Coweta is obviously a good place to do business
We already know that Coweta County is a great place to live. Companies must be thinking it’s a pretty good place to open a business, too.
Even during the worst of the great recession, growth in Coweta County never completely stopped.
In the past year or so, things have really picked up. We’ve had the opening of NCG Cinemas near the Fayette County line, and the openings of the new Piedmont Newnan Hospital and Cancer Treatment Centers of America.
Now, there are three substantial retailers under construction, a brand new auto dealership just opened, and at least one more dealership is on the way.
Coweta County just approved a rezoning for a medical and retail development on 15 acres on Poplar Road. And, in March, the city of Newnan annexed a 6-acre tract off Lower Fayetteville Road for a proposed 45,000-square-foot commercial and office space complex. The Fischer Crossings development, long-stalled, is now under new ownership, and the owners are working through amending state regulations and conditions for their new plans.
Though some shops in downtown Newnan have closed recently, including the venerable Scott’s Book Store, there are also new shops opening.

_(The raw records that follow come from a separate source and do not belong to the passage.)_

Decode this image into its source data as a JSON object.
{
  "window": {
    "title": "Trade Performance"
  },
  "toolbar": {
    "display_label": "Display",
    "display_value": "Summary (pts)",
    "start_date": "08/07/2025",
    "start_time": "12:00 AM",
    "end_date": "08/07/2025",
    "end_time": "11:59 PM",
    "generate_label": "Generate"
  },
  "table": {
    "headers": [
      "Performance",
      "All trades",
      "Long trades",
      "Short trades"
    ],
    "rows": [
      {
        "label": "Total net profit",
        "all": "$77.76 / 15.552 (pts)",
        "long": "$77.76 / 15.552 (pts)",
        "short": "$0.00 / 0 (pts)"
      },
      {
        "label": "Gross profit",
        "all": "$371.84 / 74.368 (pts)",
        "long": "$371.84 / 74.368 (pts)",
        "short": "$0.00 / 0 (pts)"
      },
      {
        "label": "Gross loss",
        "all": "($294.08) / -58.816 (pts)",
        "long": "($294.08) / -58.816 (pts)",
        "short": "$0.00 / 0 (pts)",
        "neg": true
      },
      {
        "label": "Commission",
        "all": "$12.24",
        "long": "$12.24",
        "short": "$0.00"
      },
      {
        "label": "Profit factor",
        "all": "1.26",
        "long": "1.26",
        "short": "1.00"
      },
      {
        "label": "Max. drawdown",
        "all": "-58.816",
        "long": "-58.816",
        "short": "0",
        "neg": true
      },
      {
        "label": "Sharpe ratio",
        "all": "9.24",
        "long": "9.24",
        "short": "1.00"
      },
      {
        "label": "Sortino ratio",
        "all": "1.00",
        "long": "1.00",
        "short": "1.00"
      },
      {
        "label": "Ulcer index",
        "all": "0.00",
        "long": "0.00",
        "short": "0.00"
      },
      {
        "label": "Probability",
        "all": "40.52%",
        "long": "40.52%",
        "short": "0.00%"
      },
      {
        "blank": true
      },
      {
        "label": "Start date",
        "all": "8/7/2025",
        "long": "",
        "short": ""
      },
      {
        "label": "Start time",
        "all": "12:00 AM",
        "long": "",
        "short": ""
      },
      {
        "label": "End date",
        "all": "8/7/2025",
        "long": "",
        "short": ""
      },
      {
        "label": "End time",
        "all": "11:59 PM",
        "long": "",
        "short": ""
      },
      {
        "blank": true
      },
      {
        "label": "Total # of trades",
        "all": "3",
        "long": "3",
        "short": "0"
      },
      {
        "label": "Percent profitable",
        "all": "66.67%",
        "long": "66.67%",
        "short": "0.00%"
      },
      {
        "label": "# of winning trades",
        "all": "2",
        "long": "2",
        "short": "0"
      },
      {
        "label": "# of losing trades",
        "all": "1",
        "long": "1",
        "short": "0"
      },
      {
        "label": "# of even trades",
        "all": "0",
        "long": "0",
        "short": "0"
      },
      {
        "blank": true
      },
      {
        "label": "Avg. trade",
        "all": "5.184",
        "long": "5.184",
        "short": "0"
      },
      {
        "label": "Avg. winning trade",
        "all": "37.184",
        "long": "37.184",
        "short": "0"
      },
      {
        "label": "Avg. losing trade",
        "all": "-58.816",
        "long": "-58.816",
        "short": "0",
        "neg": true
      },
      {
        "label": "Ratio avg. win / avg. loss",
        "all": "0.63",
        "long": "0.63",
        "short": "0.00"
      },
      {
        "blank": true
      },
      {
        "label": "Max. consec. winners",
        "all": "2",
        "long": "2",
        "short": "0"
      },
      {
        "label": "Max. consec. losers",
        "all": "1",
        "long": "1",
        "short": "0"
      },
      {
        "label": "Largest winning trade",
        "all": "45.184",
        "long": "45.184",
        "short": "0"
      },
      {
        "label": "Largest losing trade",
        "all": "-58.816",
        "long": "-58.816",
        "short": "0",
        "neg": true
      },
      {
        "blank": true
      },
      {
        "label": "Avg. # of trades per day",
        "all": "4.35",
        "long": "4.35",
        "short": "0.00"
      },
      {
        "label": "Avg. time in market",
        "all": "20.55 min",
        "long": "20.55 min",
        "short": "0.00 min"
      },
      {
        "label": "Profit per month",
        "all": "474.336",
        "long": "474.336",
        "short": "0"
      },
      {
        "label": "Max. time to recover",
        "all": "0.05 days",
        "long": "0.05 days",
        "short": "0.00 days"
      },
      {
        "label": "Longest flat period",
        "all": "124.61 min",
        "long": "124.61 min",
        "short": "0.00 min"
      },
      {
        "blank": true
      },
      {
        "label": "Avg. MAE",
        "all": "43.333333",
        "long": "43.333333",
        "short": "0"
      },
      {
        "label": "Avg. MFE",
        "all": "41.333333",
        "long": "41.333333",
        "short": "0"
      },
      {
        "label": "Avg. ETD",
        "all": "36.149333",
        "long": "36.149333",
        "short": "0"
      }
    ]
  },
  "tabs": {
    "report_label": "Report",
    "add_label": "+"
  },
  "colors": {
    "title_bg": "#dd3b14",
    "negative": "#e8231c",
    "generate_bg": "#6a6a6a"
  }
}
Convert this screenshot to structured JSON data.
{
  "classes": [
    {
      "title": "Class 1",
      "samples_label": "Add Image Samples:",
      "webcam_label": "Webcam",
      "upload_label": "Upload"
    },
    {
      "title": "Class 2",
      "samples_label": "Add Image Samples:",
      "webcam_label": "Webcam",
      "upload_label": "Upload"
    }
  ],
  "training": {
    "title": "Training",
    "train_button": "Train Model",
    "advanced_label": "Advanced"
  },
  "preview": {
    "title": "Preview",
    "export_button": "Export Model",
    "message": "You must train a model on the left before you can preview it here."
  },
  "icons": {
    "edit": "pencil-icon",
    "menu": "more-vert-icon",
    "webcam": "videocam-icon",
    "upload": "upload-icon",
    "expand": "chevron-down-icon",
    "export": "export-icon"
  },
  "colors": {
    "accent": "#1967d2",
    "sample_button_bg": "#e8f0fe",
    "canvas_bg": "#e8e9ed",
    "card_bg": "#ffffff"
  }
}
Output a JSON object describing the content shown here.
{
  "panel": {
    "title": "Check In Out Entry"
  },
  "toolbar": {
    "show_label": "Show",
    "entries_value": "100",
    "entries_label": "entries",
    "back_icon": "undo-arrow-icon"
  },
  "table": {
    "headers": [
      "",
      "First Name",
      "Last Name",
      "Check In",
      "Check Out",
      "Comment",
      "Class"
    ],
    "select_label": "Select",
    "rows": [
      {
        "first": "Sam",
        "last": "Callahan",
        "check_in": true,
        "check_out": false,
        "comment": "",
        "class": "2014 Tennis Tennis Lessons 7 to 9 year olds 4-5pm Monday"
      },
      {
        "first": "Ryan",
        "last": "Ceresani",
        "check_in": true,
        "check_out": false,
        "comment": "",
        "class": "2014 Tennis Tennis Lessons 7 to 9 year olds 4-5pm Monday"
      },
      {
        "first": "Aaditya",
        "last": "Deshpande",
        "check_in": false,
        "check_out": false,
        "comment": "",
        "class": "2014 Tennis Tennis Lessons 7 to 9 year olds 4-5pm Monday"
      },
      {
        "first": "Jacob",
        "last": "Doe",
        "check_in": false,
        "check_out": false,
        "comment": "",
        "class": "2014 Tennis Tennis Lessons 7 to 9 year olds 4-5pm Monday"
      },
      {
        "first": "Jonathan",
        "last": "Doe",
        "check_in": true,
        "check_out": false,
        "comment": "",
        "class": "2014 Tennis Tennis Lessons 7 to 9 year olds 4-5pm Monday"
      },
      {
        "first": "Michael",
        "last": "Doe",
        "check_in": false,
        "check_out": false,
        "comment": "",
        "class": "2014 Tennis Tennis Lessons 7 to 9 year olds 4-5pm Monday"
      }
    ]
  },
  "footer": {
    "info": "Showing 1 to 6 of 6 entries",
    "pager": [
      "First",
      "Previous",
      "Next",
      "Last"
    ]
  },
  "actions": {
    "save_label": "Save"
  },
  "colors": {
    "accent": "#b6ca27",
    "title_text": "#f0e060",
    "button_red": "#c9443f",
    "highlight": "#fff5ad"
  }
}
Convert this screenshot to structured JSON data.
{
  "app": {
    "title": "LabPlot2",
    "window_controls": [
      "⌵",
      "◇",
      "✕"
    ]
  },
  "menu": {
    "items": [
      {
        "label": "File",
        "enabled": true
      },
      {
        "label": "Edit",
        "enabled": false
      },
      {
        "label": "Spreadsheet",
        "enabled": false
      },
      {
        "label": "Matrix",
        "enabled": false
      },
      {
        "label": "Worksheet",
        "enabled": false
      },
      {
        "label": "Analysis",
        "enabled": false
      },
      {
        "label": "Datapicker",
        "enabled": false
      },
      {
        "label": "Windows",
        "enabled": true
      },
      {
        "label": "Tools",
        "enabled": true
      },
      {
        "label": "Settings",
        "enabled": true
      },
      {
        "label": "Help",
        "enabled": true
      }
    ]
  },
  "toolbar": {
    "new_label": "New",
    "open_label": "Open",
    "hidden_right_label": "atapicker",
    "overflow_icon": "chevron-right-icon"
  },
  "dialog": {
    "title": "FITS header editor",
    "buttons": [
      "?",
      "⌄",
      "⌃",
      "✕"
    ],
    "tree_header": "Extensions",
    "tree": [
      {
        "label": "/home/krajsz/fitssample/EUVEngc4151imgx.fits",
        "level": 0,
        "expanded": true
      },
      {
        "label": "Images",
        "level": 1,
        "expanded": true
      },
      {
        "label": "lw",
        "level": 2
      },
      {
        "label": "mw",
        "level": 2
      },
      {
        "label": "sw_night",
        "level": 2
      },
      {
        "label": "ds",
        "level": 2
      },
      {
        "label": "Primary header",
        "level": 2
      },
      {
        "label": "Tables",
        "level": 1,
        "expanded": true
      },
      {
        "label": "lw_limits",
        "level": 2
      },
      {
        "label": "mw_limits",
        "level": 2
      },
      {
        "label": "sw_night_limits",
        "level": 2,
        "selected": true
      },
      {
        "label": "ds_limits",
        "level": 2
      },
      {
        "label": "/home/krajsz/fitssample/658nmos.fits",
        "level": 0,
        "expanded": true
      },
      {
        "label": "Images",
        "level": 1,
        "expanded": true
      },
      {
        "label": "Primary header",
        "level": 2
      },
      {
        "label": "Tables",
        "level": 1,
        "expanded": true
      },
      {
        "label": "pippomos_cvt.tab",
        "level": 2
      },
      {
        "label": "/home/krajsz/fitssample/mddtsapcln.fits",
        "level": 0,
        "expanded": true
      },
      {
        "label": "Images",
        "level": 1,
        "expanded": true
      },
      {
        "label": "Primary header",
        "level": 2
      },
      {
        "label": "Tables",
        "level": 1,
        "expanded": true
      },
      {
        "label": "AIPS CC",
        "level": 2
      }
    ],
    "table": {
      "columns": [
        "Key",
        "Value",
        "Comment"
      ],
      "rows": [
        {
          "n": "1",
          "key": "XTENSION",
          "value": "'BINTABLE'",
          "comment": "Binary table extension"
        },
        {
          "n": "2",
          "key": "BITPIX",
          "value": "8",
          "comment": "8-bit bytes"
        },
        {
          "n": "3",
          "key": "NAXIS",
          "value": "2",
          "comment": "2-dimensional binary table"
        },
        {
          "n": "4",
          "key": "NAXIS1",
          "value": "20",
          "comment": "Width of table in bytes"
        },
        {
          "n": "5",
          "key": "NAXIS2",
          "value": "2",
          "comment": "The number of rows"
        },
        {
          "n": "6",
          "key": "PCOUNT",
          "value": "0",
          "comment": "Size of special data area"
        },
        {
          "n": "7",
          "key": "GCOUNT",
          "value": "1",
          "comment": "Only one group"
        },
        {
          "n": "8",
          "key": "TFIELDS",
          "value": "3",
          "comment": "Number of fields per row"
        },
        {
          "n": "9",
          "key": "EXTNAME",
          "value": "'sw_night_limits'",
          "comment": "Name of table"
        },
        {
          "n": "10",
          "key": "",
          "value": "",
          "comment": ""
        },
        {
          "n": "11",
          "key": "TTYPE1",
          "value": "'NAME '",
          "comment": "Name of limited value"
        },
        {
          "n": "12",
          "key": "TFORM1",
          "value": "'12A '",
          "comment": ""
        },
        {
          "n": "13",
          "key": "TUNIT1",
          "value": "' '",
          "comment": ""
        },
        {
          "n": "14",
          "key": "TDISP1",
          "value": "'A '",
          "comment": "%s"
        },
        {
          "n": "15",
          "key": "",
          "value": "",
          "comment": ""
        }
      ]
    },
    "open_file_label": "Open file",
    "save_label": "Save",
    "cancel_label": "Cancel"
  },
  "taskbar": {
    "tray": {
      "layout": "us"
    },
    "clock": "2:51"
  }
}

When engineer Neal Spradlin was presenting the plans for the Poplar Road development, he told the Coweta commissioners “we hear the economy is a little sluggish. That is not what we are seeing. We are seeing the economy turning around.”
With the recent opening of Newnan Chrysler Dodge Jeep Ram, the work on Academy Sports and Outdoors, JoAnn fabrics and crafts, and Jared Galleria of Jewelry — and the annexation under way for a new Nissan dealership — we agree.
Spradlin added that the property owners didn’t feel the need to be annexed into Newnan because of the commissioners’ decision last year to reduce the county’s impact fees.
The decision to reduce the fees, which were onerous and particularly punishing for restaurants, was an excellent one — and long overdue.
Better late than never.
In many ways, Senoia is the poster child for thriving during a time when cities and towns across both the state and country are struggling. That’s thanks to the burgeoning film industry and the foresight of the folks at Historic Development Ventures, now known as Senoia Enterprises. They bought vacant land and buildings, restored buildings, and built new ones to fit in with downtown. Scott Tigchelaar of Senoia Enterprises often quotes this impressive statistic — in 2006, downtown had seven businesses. Last fall, there were 47.
Senoia is a unique place, and a unique situation, and chances of that success being replicated in other areas are slim. But as Senoia continues to become a tourist destination, and film crews continue to flock all over Coweta, we foresee ripple effects.
In Coweta in 2013, there is no doubt — the future is bright.